Oh, you know it when you hear it. The big question dreaded by nearly every high school senior who dreams of a life in the equine industry. “So what are you planning to do next?”
You hate it because there’s no good answer. And with graduation right around the corner, you probably hate it even more because you’re hearing it practically every day. Your parents and teachers say “follow your passion,” but they also say “choose a job with flexibility” and “choose a job with security.” And what the heck is “upward mobility” anyway??
You and your fellow barn rats (a.k.a., horse-oriented youth) have as many different interests, motivations, preferences, and aptitudes as any other group of people. What you share is a love of the genus Equus (horses, donkeys, zebras).
You’re lucky though, because anything you can do in the big world, you can do in the horse world. Think about different types of businesses — design, manufacturing, sales, service, or professional. They all exist in the equine industry, and companies come in almost any size, from one person to hundreds. This is good because you’re likely to find a personal niche (a what? It’s a job that is totally yours).
But it also means you’ll need specialty training. Even though jobs in the horse business often go to people who “speak horse” over those who don’t, you need both solid equine knowledge AND real career skills to nail that perfect job.
No wonder that big question throws you for a loop. The grown-ups have great advice, but seriously, is it really going to land you a career? No. But it might land you as a college freshman in my office, and four years later, with an Equine Business Management degree that will be crucial for turning an education into that all-important first job.
Believe it or not, college will be really different from high school. It will be less about learning facts and figures, and more about becoming the competent, confident professional that we know you can be. And yes — about finding direction. No, no, hang on! Don’t panic on me yet. No pressure.
Let’s start with being a competent, confident professional. You can get a job mucking stalls today, or sticking on price labels. If you’re really good at one of these jobs, you might become Chief Stall Mucker or Head Label Sticker.

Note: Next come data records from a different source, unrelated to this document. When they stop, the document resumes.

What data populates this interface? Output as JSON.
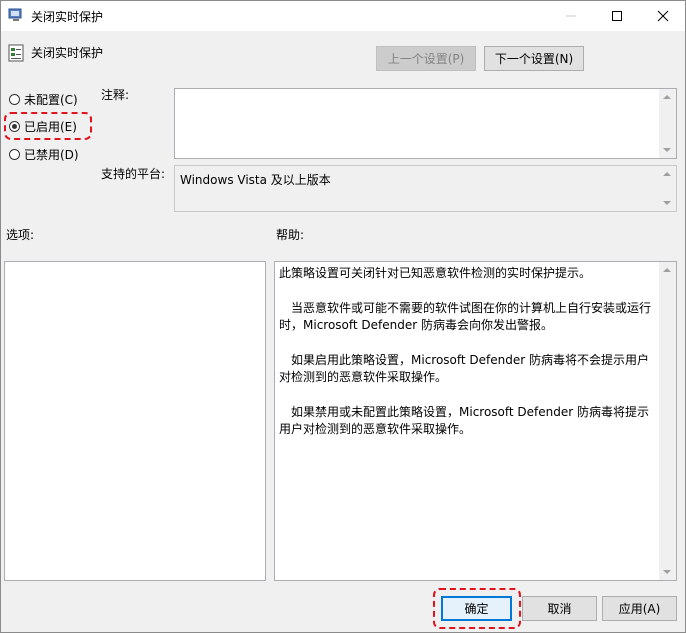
{
  "window": {
    "title": "关闭实时保护",
    "minimize_icon": "minimize-icon",
    "maximize_icon": "maximize-icon",
    "close_icon": "close-icon"
  },
  "header": {
    "policy_name": "关闭实时保护",
    "prev_button": "上一个设置(P)",
    "next_button": "下一个设置(N)"
  },
  "state": {
    "options": [
      {
        "label": "未配置(C)",
        "checked": false
      },
      {
        "label": "已启用(E)",
        "checked": true
      },
      {
        "label": "已禁用(D)",
        "checked": false
      }
    ]
  },
  "comment": {
    "label": "注释:",
    "value": ""
  },
  "platform": {
    "label": "支持的平台:",
    "value": "Windows Vista 及以上版本"
  },
  "options_section": {
    "label": "选项:"
  },
  "help_section": {
    "label": "帮助:",
    "paragraphs": [
      "此策略设置可关闭针对已知恶意软件检测的实时保护提示。",
      "　当恶意软件或可能不需要的软件试图在你的计算机上自行安装或运行时，Microsoft Defender 防病毒会向你发出警报。",
      "　如果启用此策略设置，Microsoft Defender 防病毒将不会提示用户对检测到的恶意软件采取操作。",
      "　如果禁用或未配置此策略设置，Microsoft Defender 防病毒将提示用户对检测到的恶意软件采取操作。"
    ]
  },
  "footer": {
    "ok": "确定",
    "cancel": "取消",
    "apply": "应用(A)"
  },
  "colors": {
    "highlight": "#e0141e",
    "accent": "#0078d7"
  }
}
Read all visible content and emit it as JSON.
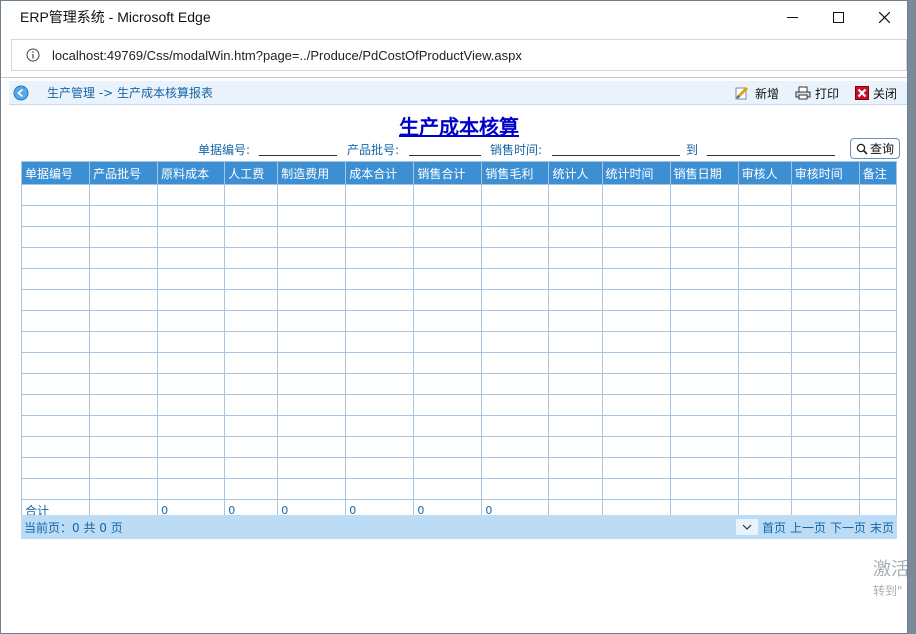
{
  "window": {
    "title": "ERP管理系统 - Microsoft Edge"
  },
  "address": {
    "url": "localhost:49769/Css/modalWin.htm?page=../Produce/PdCostOfProductView.aspx"
  },
  "toolbar": {
    "breadcrumb": "生产管理 -> 生产成本核算报表",
    "add_label": "新增",
    "print_label": "打印",
    "close_label": "关闭"
  },
  "page": {
    "title": "生产成本核算"
  },
  "filters": {
    "doc_no_label": "单据编号:",
    "batch_label": "产品批号:",
    "sale_time_label": "销售时间:",
    "to_label": "到",
    "query_label": "查询"
  },
  "grid": {
    "columns": [
      "单据编号",
      "产品批号",
      "原料成本",
      "人工费",
      "制造费用",
      "成本合计",
      "销售合计",
      "销售毛利",
      "统计人",
      "统计时间",
      "销售日期",
      "审核人",
      "审核时间",
      "备注"
    ],
    "empty_rows": 15,
    "summary": {
      "label": "合计",
      "values": [
        "",
        "0",
        "0",
        "0",
        "0",
        "0",
        "0",
        "",
        "",
        "",
        "",
        "",
        ""
      ]
    }
  },
  "pager": {
    "info": "当前页：0 共 0 页",
    "first": "首页",
    "prev": "上一页",
    "next": "下一页",
    "last": "末页"
  },
  "watermark": {
    "line1": "激活",
    "line2": "转到\""
  },
  "colors": {
    "header_bg": "#3d8fd4",
    "pager_bg": "#bcdcf5",
    "title": "#0000cc",
    "link": "#1565a8"
  }
}
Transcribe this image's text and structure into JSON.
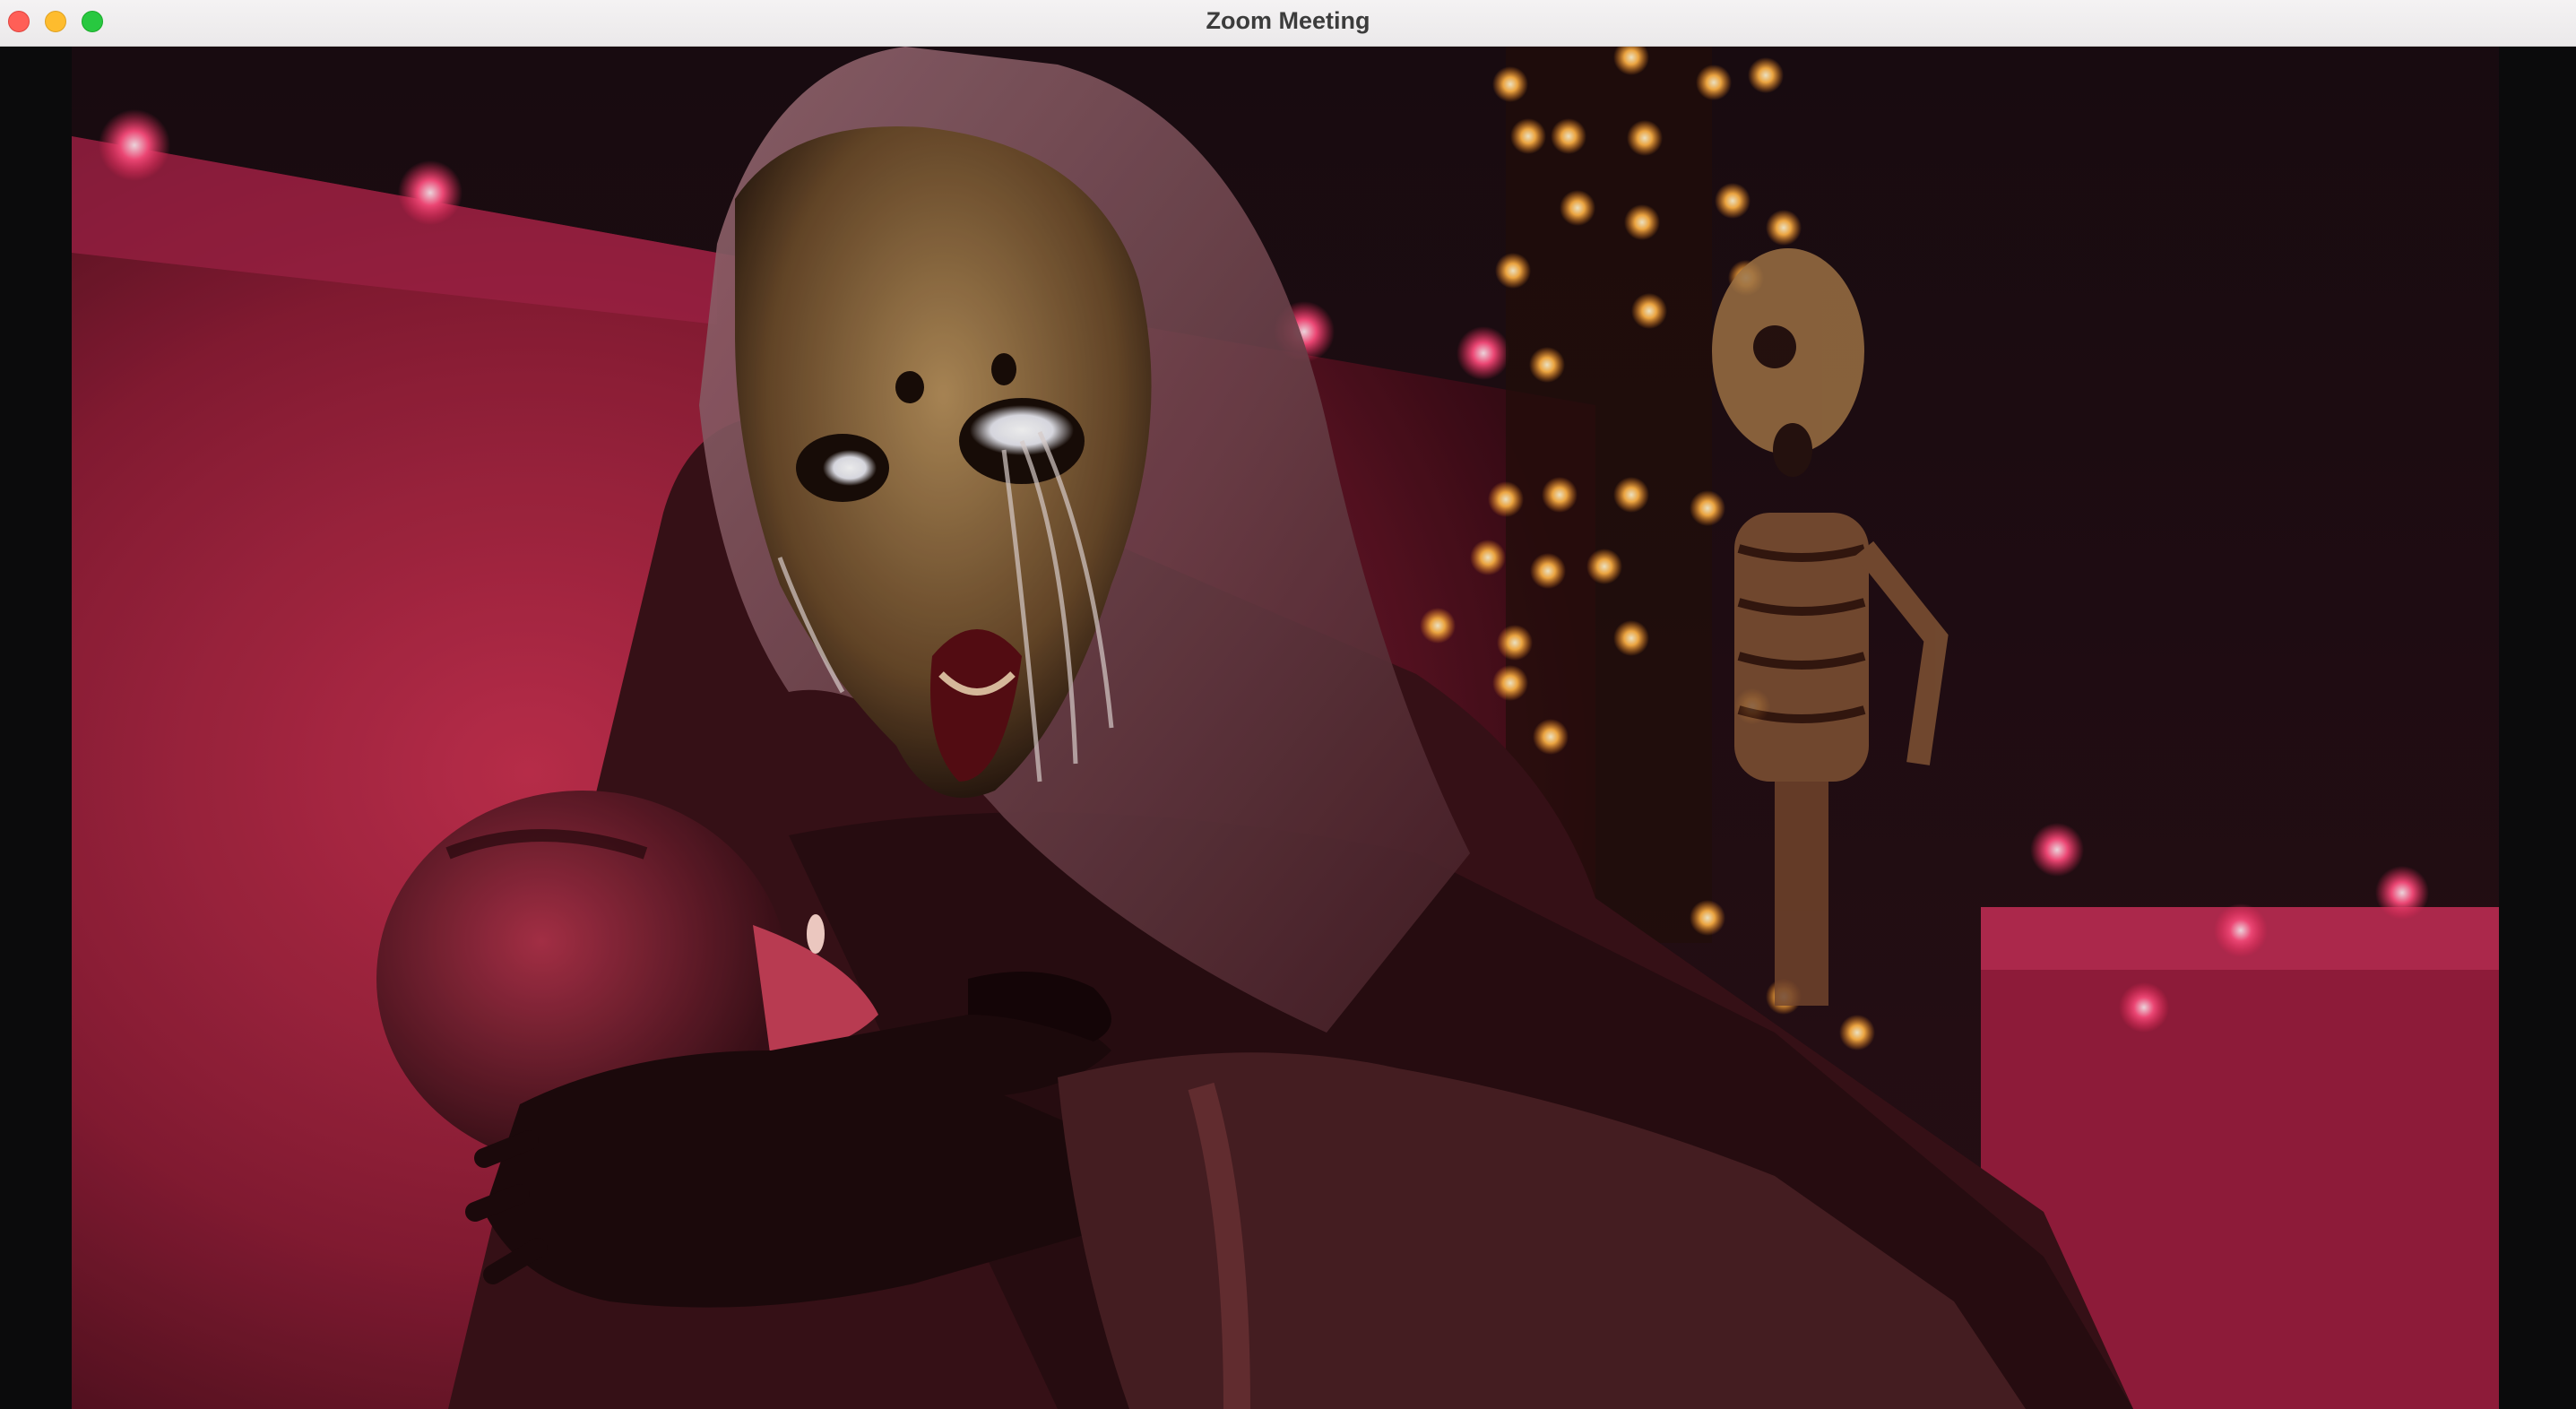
{
  "window": {
    "title": "Zoom Meeting",
    "controls": {
      "close": "close-button",
      "minimize": "minimize-button",
      "zoom": "zoom-button"
    }
  },
  "video": {
    "content": "participant-video-feed"
  },
  "colors": {
    "titlebar": "#f0eeef",
    "close": "#ff5f57",
    "minimize": "#febc2e",
    "zoom": "#28c840",
    "letterbox": "#0b0b0c"
  }
}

But to get one of those real jobs people want you to get requires 21st-century skills, which actually change your career options. At a good school, you will learn all those things people are after you about. You’ll be a better candidate when you go job hunting. You’ll find a better job. The job you get will probably pay better, with a chance to move up sooner.
One day your direction will hit you out of the blue. You will suddenly (well, for some people it’s more gradual and sneaks up on them veerrrrryyyy slooowwwlyyyy) realize that one course, experience, or internship stands out from all the rest.
You’ll notice that it has become this thing that gets you out of bed every day and you can’t stop thinking about it. You will know it. This is the thing that has the power to change your life. That, my friend, is your personal niche. It will not steer you wrong.
Yes, you need strong skills in a field you are well-suited for. Add professional standards and the motivation to meet them, and the rest will fall into place.